Amongst the other recommendations was a call for better upkeep of signage and road markings used to delineate parking permit zones, after the meeting heard that they were being “deliberately defaced” in some parts of Preston in an attempt to prevent enforcement by patrols.

The task group also made a plea for the county council to carry out more evening patrols of permit areas and taxi ranks to prevent them from being abused outside of office hours.

The Lancashire Post understands that Lancashire County Council is planning after-dark enforcement on several occasions next month.

Keith Iddon, the authority’s cabinet member for highways, said: "We already carry out targeted evening enforcement based on intelligence received from the public, councillors, and businesses about problem parking.

“We would encourage people to let us know about specific issues so that we can target our limited resources as effectively and efficiently as possible by emailing [email protected]


The task group recommended that Preston City Council consider opening its own multi-storey car park in Avenham to provide “some night-time provision”. The Syke Street facility currently closes at 8pm.

Task group chair Cllr Salim Desai said that opening it up may “provide an additional revenue stream” for the authority.


Task group members called for Lancashire County Council to consider any requests from residents to extend parking permit zones in the areas where they live.

Frenchwood Street in the city centre was highlighted as one neighbourhood where locals should be consulted over whether they would like to be included in an existing zone.

“We've formed a neighbourhood watch group in the area and every other day [there’s an issue] to do with parking,” City Centre ward councillor Salim Desai said.

“It can be anything from city workers parking where they shouldn’t to people having their tyres let down.”

Last month, County Hall’s cabinet member for highways, Keith Iddon, said that he was open to considering requests for new permit zones - provided councillors assisted by carrying out informal consultations.
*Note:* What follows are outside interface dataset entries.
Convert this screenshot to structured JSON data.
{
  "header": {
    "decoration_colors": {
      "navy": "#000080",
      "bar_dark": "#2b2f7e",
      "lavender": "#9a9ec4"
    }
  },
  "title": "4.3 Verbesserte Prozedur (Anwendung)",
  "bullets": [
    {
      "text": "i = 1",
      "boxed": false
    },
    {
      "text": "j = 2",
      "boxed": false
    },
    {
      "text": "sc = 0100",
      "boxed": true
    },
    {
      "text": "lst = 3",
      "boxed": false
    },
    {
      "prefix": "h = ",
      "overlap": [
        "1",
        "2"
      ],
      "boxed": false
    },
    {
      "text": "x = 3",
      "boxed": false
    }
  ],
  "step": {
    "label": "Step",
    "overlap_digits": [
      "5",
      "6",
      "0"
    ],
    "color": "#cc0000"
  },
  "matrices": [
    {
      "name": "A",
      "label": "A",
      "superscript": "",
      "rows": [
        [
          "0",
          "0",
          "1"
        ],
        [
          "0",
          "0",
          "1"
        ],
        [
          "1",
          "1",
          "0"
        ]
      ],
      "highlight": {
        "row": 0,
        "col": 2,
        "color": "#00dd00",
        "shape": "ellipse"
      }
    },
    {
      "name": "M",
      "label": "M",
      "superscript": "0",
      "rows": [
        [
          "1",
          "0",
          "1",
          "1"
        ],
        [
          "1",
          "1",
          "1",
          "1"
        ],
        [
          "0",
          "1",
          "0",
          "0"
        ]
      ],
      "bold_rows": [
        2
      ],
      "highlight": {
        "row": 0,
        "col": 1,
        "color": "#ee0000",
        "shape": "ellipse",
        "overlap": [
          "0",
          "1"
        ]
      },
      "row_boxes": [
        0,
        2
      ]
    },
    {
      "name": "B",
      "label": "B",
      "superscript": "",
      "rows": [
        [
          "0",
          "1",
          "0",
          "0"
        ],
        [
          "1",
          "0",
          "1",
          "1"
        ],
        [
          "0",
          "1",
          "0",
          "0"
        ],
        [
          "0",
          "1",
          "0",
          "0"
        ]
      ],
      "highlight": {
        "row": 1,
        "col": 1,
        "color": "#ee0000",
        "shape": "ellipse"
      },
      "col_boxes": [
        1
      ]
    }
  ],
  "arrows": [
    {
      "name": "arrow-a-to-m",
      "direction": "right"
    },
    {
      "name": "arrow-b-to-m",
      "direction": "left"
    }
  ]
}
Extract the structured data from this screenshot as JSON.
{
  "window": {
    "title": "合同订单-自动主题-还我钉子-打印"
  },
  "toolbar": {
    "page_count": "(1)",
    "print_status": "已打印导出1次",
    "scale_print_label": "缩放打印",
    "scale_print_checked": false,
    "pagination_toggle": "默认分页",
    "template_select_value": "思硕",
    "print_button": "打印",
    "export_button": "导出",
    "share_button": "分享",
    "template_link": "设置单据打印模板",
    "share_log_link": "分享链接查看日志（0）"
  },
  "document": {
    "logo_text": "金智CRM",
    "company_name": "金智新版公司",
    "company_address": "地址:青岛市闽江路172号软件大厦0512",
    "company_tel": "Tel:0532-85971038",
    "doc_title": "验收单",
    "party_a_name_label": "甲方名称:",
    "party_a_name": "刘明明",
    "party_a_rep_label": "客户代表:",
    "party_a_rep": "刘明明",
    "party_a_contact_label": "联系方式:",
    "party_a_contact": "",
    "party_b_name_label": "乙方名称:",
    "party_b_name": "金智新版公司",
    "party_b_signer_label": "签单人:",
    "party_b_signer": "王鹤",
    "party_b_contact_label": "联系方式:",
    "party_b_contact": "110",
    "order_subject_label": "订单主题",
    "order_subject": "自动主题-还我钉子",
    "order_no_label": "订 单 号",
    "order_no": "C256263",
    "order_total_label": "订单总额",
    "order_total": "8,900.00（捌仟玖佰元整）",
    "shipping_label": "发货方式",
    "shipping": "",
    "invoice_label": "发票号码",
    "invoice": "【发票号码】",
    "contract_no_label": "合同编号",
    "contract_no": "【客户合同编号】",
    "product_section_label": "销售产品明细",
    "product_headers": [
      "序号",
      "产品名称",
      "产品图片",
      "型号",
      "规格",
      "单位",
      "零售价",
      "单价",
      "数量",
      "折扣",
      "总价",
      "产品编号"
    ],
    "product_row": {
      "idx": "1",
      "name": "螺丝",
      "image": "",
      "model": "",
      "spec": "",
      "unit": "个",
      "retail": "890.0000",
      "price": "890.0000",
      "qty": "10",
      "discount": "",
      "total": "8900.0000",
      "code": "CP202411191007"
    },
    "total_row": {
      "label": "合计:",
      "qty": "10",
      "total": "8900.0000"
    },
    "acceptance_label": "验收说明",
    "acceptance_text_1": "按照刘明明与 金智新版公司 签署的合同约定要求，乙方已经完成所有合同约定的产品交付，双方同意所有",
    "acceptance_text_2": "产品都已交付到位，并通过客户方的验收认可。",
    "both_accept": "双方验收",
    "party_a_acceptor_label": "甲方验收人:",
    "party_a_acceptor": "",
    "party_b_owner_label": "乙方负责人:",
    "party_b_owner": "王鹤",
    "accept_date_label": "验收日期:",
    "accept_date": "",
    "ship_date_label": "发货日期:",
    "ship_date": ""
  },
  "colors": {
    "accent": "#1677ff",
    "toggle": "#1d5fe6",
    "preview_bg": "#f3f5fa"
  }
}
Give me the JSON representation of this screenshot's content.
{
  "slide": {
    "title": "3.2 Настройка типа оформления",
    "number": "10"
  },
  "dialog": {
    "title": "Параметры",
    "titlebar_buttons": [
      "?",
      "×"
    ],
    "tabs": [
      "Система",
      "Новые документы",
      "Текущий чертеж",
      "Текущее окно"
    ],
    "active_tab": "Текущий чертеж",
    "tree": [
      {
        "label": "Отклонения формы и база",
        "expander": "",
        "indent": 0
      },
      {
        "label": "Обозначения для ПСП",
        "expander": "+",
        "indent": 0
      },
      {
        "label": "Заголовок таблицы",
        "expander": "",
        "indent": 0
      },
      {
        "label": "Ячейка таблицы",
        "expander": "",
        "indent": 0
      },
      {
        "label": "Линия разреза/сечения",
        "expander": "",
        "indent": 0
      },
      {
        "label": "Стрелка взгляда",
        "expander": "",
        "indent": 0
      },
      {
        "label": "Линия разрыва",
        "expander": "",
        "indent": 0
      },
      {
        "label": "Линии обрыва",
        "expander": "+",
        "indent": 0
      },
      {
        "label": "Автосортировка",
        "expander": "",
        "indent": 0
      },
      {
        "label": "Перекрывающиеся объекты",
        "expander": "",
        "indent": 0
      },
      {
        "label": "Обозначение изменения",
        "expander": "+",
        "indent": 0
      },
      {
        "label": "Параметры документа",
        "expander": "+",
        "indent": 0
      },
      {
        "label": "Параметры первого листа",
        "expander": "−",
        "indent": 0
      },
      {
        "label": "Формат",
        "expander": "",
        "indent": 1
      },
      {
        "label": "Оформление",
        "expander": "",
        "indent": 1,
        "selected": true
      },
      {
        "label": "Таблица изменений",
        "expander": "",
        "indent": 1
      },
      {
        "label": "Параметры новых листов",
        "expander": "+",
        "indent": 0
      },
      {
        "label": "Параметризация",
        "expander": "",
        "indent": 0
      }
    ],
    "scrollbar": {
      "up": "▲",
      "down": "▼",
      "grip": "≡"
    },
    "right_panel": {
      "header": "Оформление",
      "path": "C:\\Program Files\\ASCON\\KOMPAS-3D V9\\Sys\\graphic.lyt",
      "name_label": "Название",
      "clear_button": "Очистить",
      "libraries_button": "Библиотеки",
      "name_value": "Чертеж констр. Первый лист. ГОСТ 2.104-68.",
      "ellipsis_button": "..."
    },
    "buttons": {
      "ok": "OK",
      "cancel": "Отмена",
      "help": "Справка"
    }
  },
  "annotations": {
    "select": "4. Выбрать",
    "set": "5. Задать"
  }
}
That was to avoid the county council going to the expense of launching the required formal process, only to discover that there was insufficient local support for the new restrictions.

In a statement in response to the task group recommendations, County Cllr Iddon said: "We have recently been focused on ensuring residents' parking schemes operate fairly and consistently across the county and are not currently considering new schemes or amendments to any existing schemes.

“Preparing proposals and consulting on new schemes is costly and does not always lead to them being introduced, particularly if not all residents are in agreement. However, if councillors are prepared to work with residents on a proposal and demonstrate a strong consensus, we will look at it."